• **GIVEN RECORDS**

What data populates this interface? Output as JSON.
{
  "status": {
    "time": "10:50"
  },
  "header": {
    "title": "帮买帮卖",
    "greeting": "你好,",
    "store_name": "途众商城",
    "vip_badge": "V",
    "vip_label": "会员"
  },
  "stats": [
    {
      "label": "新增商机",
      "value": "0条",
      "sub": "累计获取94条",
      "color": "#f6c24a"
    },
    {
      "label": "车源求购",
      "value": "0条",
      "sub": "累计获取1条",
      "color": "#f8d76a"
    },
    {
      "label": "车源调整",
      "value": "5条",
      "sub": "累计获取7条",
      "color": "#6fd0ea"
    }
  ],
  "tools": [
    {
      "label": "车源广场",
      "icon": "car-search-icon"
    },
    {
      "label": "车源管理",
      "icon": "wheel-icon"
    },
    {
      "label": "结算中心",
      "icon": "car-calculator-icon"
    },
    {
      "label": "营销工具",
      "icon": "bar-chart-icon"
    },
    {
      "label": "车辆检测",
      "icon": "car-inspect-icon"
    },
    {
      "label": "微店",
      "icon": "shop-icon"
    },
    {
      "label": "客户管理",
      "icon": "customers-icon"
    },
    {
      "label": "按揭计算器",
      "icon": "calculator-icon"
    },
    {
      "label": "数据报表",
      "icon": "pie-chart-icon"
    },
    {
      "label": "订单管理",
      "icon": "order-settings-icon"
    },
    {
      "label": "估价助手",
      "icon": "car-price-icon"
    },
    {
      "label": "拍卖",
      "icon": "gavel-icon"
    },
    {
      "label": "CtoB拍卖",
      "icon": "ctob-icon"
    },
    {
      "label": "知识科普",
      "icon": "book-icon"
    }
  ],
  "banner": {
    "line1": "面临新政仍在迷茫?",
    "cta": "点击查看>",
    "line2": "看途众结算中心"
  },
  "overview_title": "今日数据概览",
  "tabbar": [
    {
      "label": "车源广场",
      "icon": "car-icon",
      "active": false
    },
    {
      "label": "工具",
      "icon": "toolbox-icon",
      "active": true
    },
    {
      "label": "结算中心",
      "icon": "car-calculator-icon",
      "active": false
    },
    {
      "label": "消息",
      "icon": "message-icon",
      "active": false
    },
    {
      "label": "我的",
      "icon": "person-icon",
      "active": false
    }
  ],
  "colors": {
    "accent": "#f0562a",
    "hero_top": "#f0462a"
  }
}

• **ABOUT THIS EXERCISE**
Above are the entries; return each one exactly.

• **EXERCISE ANSWER**
What data populates this interface? Output as JSON.
{
  "status": {
    "time": "10:50"
  },
  "header": {
    "title": "帮买帮卖",
    "greeting": "你好,",
    "store_name": "途众商城",
    "vip_badge": "V",
    "vip_label": "会员"
  },
  "stats": [
    {
      "label": "新增商机",
      "value": "0条",
      "sub": "累计获取94条",
      "color": "#f6c24a"
    },
    {
      "label": "车源求购",
      "value": "0条",
      "sub": "累计获取1条",
      "color": "#f8d76a"
    },
    {
      "label": "车源调整",
      "value": "5条",
      "sub": "累计获取7条",
      "color": "#6fd0ea"
    }
  ],
  "tools": [
    {
      "label": "车源广场",
      "icon": "car-search-icon"
    },
    {
      "label": "车源管理",
      "icon": "wheel-icon"
    },
    {
      "label": "结算中心",
      "icon": "car-calculator-icon"
    },
    {
      "label": "营销工具",
      "icon": "bar-chart-icon"
    },
    {
      "label": "车辆检测",
      "icon": "car-inspect-icon"
    },
    {
      "label": "微店",
      "icon": "shop-icon"
    },
    {
      "label": "客户管理",
      "icon": "customers-icon"
    },
    {
      "label": "按揭计算器",
      "icon": "calculator-icon"
    },
    {
      "label": "数据报表",
      "icon": "pie-chart-icon"
    },
    {
      "label": "订单管理",
      "icon": "order-settings-icon"
    },
    {
      "label": "估价助手",
      "icon": "car-price-icon"
    },
    {
      "label": "拍卖",
      "icon": "gavel-icon"
    },
    {
      "label": "CtoB拍卖",
      "icon": "ctob-icon"
    },
    {
      "label": "知识科普",
      "icon": "book-icon"
    }
  ],
  "banner": {
    "line1": "面临新政仍在迷茫?",
    "cta": "点击查看>",
    "line2": "看途众结算中心"
  },
  "overview_title": "今日数据概览",
  "tabbar": [
    {
      "label": "车源广场",
      "icon": "car-icon",
      "active": false
    },
    {
      "label": "工具",
      "icon": "toolbox-icon",
      "active": true
    },
    {
      "label": "结算中心",
      "icon": "car-calculator-icon",
      "active": false
    },
    {
      "label": "消息",
      "icon": "message-icon",
      "active": false
    },
    {
      "label": "我的",
      "icon": "person-icon",
      "active": false
    }
  ],
  "colors": {
    "accent": "#f0562a",
    "hero_top": "#f0462a"
  }
}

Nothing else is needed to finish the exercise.